The job is to find each line of the records below that includes the word "title" and copy it.

Dataset rows describing interfaces:

^^^^

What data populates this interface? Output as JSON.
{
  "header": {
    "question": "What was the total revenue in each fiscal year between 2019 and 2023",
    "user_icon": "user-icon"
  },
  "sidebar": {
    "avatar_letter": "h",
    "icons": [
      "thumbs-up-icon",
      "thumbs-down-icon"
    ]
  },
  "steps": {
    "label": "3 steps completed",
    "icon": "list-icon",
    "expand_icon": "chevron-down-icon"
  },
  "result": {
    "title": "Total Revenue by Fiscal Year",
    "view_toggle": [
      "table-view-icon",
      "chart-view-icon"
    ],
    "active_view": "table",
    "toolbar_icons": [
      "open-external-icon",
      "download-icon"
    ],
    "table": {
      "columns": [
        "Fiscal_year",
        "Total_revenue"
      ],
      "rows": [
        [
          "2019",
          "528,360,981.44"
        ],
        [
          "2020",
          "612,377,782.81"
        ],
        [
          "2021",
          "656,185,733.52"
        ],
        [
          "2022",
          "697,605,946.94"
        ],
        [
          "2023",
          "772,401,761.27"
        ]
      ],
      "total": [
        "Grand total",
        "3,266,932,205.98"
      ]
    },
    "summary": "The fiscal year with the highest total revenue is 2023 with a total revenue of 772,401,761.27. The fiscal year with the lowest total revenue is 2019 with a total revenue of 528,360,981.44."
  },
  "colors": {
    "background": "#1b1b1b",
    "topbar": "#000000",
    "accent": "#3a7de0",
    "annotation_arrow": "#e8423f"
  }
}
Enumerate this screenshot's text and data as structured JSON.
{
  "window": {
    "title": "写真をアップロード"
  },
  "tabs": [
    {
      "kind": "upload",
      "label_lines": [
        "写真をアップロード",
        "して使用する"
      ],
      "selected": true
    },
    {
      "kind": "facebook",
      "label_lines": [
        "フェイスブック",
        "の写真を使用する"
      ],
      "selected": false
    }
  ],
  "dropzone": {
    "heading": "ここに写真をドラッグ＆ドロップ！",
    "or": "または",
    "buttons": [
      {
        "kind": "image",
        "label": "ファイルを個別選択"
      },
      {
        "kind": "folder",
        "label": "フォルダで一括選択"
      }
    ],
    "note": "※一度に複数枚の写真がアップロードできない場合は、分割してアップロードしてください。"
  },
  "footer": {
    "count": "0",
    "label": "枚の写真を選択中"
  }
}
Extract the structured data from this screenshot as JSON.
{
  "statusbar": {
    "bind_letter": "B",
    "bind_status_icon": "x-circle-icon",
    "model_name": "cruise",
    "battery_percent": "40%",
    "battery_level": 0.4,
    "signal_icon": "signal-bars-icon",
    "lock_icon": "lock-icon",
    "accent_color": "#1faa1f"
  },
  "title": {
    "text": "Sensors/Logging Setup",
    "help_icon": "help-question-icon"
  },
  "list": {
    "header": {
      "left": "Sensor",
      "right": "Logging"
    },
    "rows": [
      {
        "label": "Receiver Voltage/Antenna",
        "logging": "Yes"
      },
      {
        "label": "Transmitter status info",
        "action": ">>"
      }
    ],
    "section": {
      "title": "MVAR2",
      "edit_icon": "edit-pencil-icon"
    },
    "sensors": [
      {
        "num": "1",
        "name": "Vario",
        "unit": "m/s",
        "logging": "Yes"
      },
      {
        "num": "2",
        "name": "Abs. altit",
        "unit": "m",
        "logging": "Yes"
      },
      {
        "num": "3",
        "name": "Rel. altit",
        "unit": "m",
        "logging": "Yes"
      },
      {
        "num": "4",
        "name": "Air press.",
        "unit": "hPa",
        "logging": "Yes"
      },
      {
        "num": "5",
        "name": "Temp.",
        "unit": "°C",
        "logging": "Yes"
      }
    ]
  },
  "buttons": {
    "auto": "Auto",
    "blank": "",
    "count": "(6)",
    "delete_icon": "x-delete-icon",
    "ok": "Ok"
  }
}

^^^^

Result:
    "title": "Total Revenue by Fiscal Year",
    "title": "写真をアップロード"
  "title": {
      "title": "MVAR2",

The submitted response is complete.